MatrixForm treats this as a one-dimensional array, since the rows are of differing lengths.

In[14]:= MatrixForm[{{a, a, a}, {b, b}}]

Out[14]//MatrixForm=

While MatrixForm can handle only "rectangular arrays", TableForm can handle arbitrary "ragged" arrays. It leaves blanks wherever there are no elements supplied.

TableForm can handle "ragged" arrays.

In[15]:= TableForm[{{a, a, a}, {b, b}}]

Out[15]//TableForm=

You can include objects that behave as "subtables".

In[16]:= TableForm[{{a, {{p, q}, {r, s}}, a, a},

{{x, y}, b, b}}]

Out[16]//TableForm=

You can control the number of levels in a nested list to which both TableForm and MatrixForm go by setting the option TableDepth.

This tells TableForm only to go down to depth 2. As a result {x, y} is treated as a single table entry.

In[17]:= TableForm[{{a, {x, y}}, {c, d}}, TableDepth -> 2]

Out[17]//TableForm=

Options for TableForm.

With the option TableAlignments, you can specify how each entry in the table should be aligned with its row or column.

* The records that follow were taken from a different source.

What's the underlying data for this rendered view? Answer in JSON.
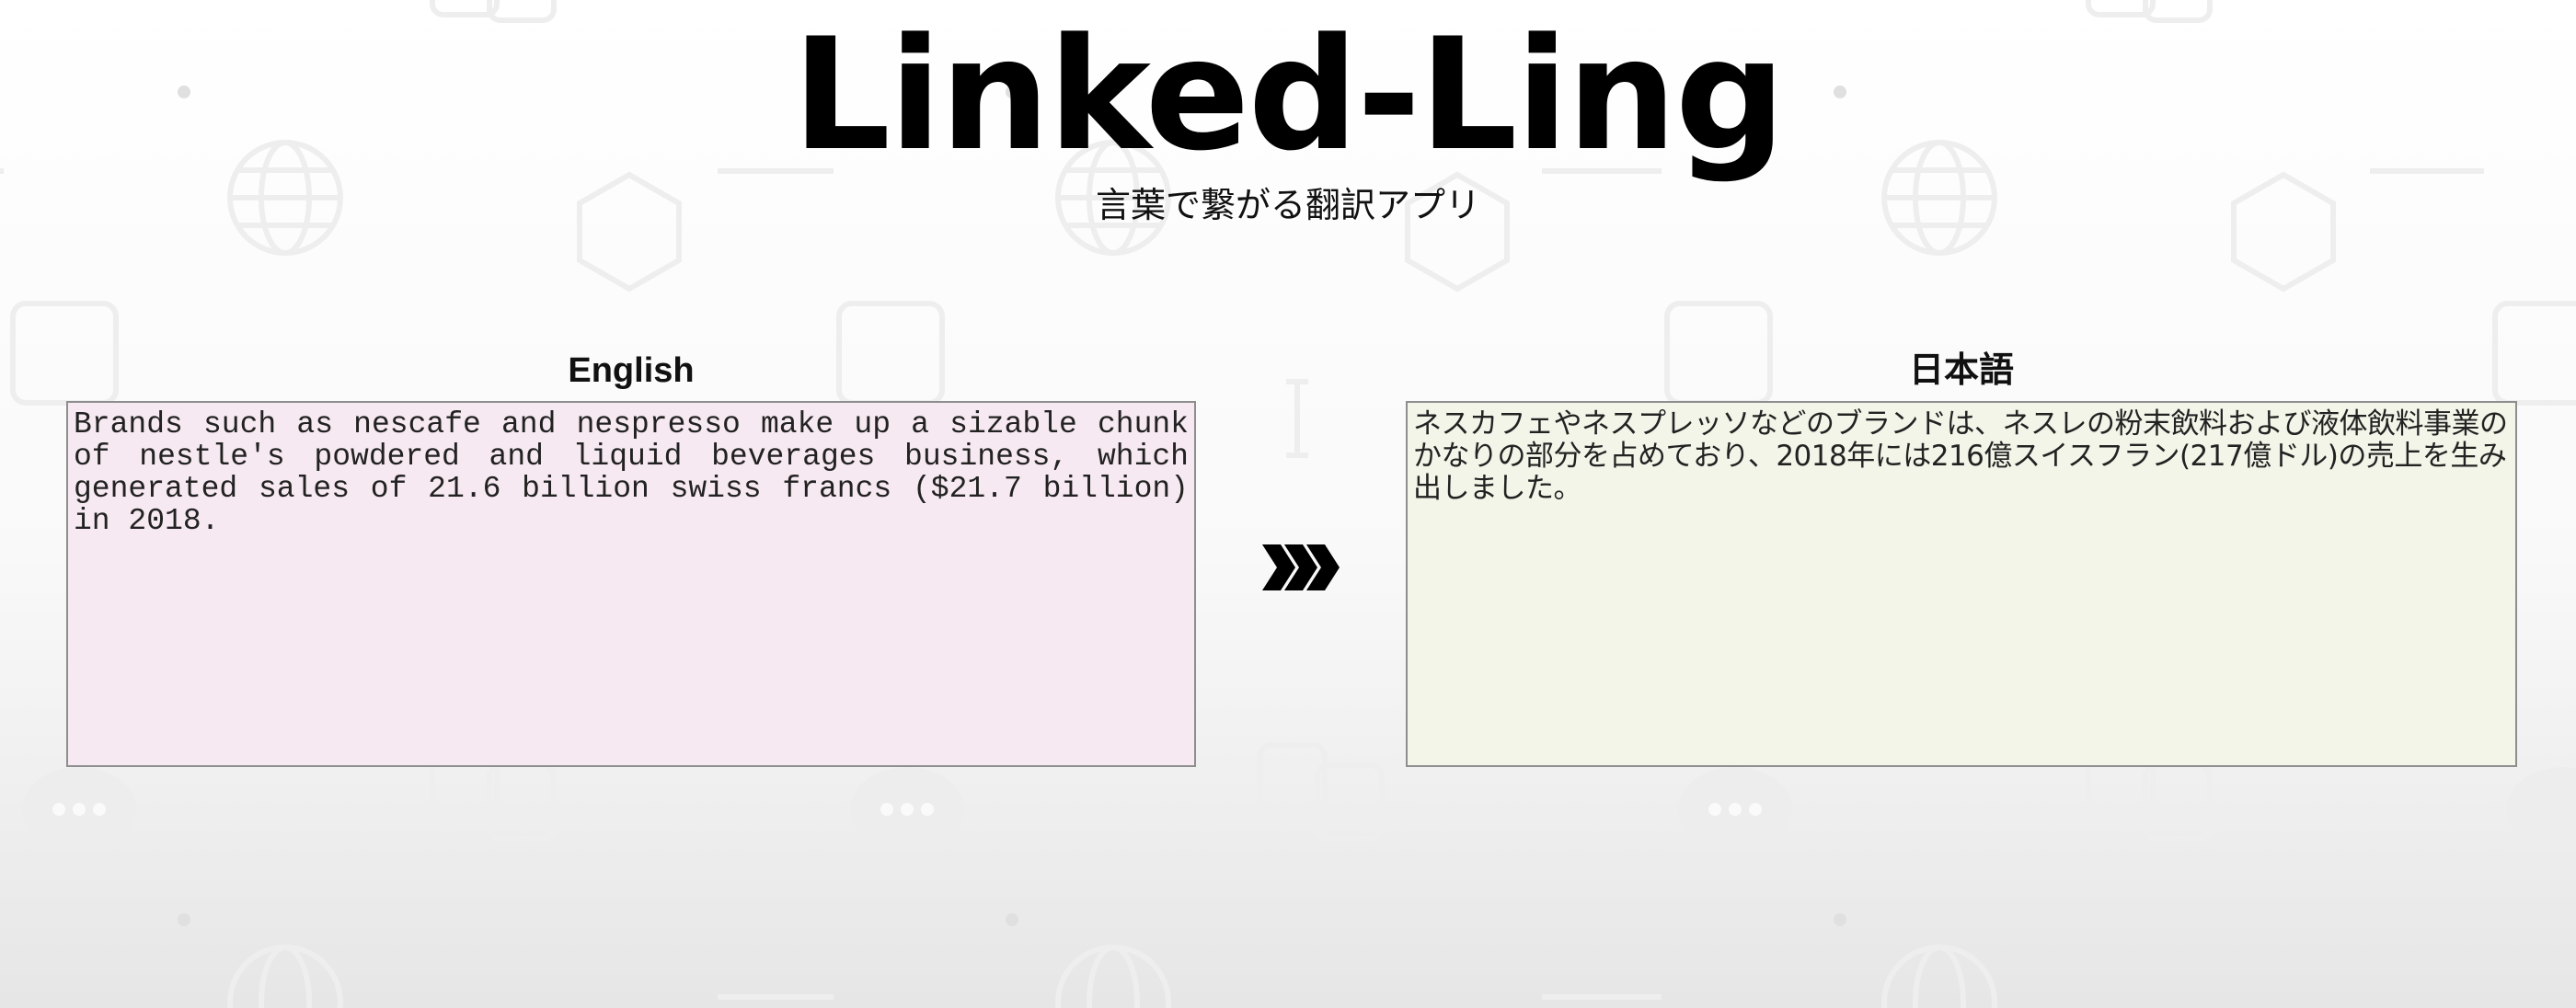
{
  "app": {
    "title": "Linked-Ling",
    "subtitle": "言葉で繋がる翻訳アプリ"
  },
  "source": {
    "language": "English",
    "text": "Brands such as nescafe and nespresso make up a sizable chunk of nestle's powdered and liquid beverages business, which generated sales of 21.6 billion swiss francs ($21.7 billion) in 2018."
  },
  "target": {
    "language": "日本語",
    "text": "ネスカフェやネスプレッソなどのブランドは、ネスレの粉末飲料および液体飲料事業のかなりの部分を占めており、2018年には216億スイスフラン(217億ドル)の売上を生み出しました。"
  },
  "icons": {
    "translate_arrow": "triple-chevron-right-icon",
    "background_pattern": [
      "globe-icon",
      "hexagon-icon",
      "rounded-square-icon",
      "chat-bubble-icon",
      "linked-ling-logo-icon",
      "dash-icon",
      "dot-icon"
    ]
  },
  "colors": {
    "source_box": "#f7e9f1",
    "target_box": "#f2f5e8",
    "box_border": "#8e8e8e",
    "arrow": "#000000"
  }
}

For columns, you can specify Left, Center or Right. For rows, you can specify Bottom, Center or Top. If you set TableAlignments -> Center, all entries will be centered both horizontally and vertically. TableAlignments -> Automatic uses the default choice of alignments.

Entries in columns are by default aligned on the left.

In[18]:= TableForm[{a, bbbb, cccccccc}]

Out[18]//TableForm=

This centers all entries.

In[19]:= TableForm[{a, bbbb, cccccccc},

TableAlignments -> Center]

Out[19]//TableForm=

You can use the option TableSpacing to specify how much horizontal space there should be between successive columns, or how much vertical space there should be between successive rows. A setting of 0 specifies that successive objects should abut.

This leaves 6 spaces between the entries in each row, and no space between successive rows.

In[20]:= TableForm[{{a, b}, {ccc, d}}, TableSpacing -> {0, 6}]

Out[20]//TableForm=

This puts integer labels in a array.

In[21]:= TableForm[Array[a, {2, 2, 2}],

Out[21]//TableForm=

This gives a table in which the rows are labeled by integers, and the columns by a list of strings.

In[22]:= TableForm[{{a, b, c}, {ap, bp, cp}},

{Automatic, {"first", "middle", "last"}}]

Out[22]//TableForm=

This labels the rows but not the columns. TableForm automatically inserts a blank row to go with the third label.

In[23]:= TableForm[{{2, 3, 4}, {5, 6, 1}},